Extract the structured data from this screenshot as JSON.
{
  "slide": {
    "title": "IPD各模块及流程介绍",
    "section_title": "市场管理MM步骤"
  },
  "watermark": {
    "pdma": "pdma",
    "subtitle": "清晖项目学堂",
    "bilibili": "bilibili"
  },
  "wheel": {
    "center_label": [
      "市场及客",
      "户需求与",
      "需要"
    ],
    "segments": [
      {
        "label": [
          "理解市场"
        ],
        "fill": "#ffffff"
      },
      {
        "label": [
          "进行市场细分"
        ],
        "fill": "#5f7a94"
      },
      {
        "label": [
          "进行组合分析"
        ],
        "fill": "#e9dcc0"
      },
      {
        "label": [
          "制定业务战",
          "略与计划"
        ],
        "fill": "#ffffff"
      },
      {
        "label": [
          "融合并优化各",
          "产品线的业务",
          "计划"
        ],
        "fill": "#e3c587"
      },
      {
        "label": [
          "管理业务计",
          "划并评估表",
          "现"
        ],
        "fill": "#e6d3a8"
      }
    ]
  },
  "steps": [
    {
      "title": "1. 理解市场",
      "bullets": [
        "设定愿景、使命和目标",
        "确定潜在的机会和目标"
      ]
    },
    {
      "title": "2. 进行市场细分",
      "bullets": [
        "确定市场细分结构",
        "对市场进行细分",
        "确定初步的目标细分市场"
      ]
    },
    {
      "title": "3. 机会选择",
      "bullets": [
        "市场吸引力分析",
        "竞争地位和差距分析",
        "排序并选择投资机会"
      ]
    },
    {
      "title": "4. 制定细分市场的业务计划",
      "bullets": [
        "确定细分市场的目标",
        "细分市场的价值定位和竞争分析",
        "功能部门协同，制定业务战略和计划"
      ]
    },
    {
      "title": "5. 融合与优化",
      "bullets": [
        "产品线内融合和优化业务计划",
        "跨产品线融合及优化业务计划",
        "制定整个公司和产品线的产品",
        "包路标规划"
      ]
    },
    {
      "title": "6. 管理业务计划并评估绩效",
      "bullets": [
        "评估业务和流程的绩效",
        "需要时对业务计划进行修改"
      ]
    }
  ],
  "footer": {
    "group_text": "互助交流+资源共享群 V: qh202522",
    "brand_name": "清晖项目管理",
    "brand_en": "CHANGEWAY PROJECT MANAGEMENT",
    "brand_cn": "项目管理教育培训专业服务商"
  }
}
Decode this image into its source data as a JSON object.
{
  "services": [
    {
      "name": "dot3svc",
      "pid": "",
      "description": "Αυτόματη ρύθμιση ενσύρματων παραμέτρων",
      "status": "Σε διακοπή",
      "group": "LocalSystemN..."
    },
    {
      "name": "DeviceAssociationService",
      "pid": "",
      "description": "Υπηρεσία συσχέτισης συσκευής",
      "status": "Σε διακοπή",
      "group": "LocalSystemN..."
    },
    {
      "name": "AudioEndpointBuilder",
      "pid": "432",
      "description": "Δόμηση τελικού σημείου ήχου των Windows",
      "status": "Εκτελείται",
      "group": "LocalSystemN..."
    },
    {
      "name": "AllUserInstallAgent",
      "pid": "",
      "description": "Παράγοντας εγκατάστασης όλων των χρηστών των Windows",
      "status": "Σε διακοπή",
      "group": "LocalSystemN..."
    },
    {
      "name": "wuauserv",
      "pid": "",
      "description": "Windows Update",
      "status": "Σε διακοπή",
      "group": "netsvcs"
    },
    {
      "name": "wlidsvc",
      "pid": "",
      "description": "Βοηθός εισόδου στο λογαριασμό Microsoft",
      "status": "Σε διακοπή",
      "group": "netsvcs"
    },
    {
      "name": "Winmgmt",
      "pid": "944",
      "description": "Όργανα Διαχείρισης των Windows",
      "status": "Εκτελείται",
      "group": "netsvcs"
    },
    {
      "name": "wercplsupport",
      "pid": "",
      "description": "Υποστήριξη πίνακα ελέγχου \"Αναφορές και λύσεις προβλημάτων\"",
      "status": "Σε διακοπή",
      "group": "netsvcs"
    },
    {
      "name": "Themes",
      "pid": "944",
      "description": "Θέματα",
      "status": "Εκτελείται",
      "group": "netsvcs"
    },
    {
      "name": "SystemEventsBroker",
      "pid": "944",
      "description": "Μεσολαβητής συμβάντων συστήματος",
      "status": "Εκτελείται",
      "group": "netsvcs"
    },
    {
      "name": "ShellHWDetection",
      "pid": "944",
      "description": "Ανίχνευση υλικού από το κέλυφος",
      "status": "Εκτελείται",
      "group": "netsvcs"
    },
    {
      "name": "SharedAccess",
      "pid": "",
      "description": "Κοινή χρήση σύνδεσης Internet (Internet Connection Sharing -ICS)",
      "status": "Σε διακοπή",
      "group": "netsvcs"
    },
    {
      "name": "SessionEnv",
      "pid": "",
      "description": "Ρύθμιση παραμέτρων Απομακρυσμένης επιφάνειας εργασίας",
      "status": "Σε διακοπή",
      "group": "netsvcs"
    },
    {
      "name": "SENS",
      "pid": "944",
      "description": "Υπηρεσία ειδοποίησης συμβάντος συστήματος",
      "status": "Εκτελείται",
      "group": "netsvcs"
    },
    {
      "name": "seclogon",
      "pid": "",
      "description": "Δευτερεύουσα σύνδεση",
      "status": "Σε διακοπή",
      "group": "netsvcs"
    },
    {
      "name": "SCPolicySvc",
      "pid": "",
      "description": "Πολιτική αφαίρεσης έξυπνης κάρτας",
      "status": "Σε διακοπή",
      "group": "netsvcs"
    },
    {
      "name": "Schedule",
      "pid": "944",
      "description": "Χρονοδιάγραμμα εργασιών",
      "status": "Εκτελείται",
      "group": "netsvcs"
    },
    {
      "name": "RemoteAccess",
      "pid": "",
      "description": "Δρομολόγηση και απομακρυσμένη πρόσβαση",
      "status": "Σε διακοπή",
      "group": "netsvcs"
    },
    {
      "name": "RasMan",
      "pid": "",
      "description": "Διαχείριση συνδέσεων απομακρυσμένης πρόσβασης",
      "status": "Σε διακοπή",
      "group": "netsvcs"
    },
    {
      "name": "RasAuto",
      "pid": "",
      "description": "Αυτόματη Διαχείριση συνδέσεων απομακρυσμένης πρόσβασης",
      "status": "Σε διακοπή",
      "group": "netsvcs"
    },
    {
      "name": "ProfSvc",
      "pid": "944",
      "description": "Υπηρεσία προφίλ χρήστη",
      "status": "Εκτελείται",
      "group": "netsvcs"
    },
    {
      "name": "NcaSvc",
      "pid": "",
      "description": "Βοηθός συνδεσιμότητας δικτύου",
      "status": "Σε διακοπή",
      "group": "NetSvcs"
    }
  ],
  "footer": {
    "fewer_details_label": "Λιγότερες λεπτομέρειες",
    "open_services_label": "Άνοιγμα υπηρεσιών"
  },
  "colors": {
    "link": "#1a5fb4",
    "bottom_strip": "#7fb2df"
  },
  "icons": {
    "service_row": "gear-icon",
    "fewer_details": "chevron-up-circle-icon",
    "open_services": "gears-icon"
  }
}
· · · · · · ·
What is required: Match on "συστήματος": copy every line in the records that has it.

Final answer:
      "description": "Μεσολαβητής συμβάντων συστήματος",
      "description": "Υπηρεσία ειδοποίησης συμβάντος συστήματος",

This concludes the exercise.